The Paralympic Games
The first incarnation of the Paralympic Games (sometimes referred to as the Paralympics) took place in England in 1948. The games were organized to provide rehabilitation for World War II veterans with spinal-cord injuries. Other countries participated in the next round of games and, in 1960 in Rome, competitions were held in an Olympic stadium for the first time.
The Paralympic Games are now one of the largest international sporting events in the world. The summer and winter Paralympic Games are held in the same arenas and venues as the Olympic Games, but separately and two weeks later. Like the Olympic Games, the Paralympic Games have opening and closing ceremonies and torch relays. Each country is represented by a national team of athletes who qualify through official competitions. The Summer Paralympic Games in London in 2012 brought together 4,302 Paralympians from 164 countries for 503 sporting events. The winter games, which feature fewer sports, were held in 2014 in Sochi, Russia, with 550 athletes from 45 nations participating in 20 events.
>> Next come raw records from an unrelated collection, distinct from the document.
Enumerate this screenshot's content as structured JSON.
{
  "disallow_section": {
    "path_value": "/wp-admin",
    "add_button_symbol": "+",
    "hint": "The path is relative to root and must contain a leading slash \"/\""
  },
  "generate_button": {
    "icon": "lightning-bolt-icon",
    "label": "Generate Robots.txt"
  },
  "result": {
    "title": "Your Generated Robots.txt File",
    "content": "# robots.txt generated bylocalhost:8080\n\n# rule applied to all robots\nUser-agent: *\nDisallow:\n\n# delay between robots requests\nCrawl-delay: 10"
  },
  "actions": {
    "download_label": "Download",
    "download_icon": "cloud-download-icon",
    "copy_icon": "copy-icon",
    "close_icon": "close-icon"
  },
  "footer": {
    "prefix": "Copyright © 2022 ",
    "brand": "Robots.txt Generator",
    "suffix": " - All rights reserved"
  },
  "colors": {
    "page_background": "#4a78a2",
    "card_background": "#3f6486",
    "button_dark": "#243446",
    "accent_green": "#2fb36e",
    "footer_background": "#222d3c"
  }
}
Most Paralympic sports are "adaptive," meaning they have been modified to accommodate different types of disabilities. For athletes with lower body impairments, skiing, hockey and fencing are played as sit-skiing, sled hockey and wheelchair fencing. For athletes with visual impairments, skiing becomes a team sport, with a sighted guide navigating the course for each athlete. All these sports are played on regulation slopes and arenas. In addition, some Paralympic sports, including goalball, boccia and wheelchair or quad rugby, have no Olympic equivalent. New sports continue to be added to the Paralympic Games. For example, a new sport for the 2014 winter games was snowboarding. The audiences and the number of people participating in the Paralympic Games grow with each event.
» Paralympic Movement. "London 2012 Paralympics." http://www.paralympic.org/london-2012
» Paralympic Movement. "Sochi 2014." http://www.paralympic.org/sochi-2014
» PBS. "Medal Quest." http://www.pbs.org/wgbh/medal-quest/